* _EXERCISE_
Filter the data below, keeping only lines that contain "JSON".

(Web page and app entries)
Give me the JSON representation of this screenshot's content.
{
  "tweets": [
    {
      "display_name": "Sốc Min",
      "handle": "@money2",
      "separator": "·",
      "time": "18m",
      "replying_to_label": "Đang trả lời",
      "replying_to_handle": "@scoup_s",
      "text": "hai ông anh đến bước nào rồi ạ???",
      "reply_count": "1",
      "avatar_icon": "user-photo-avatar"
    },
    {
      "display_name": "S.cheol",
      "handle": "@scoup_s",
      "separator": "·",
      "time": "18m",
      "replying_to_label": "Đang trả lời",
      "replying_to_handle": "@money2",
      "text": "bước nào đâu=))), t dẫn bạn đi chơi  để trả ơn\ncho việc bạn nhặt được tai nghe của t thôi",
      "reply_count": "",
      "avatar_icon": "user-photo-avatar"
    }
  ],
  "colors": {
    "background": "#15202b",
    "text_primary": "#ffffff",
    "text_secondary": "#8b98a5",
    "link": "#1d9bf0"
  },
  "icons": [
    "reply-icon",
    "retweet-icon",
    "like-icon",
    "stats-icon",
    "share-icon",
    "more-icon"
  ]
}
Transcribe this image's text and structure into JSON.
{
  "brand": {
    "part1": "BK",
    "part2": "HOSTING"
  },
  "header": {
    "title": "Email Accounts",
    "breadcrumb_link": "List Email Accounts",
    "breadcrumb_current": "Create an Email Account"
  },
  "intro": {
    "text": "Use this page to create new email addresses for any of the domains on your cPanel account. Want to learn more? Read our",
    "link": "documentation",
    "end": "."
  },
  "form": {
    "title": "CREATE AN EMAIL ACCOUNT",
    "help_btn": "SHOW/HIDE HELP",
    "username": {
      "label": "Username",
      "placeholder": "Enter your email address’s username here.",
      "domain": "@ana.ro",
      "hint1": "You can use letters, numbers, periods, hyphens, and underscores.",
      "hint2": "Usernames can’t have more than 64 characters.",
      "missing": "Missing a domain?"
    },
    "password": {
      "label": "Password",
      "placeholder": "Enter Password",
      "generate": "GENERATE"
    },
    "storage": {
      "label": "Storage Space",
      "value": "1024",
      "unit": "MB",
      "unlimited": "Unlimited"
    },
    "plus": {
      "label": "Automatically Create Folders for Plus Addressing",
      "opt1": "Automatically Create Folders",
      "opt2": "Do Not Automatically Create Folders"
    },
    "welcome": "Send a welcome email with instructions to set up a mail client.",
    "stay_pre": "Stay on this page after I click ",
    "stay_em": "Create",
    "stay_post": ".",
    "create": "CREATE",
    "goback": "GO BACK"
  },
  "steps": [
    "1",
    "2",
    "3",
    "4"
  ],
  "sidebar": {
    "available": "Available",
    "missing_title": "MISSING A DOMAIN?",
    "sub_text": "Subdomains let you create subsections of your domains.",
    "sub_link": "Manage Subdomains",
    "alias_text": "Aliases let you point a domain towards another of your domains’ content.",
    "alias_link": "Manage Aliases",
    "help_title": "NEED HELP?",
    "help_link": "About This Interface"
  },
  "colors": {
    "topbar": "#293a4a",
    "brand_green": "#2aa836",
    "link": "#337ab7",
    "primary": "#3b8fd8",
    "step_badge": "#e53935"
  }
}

* _ANSWER BELOW_
Give me the JSON representation of this screenshot's content.
Transcribe this image's text and structure into JSON.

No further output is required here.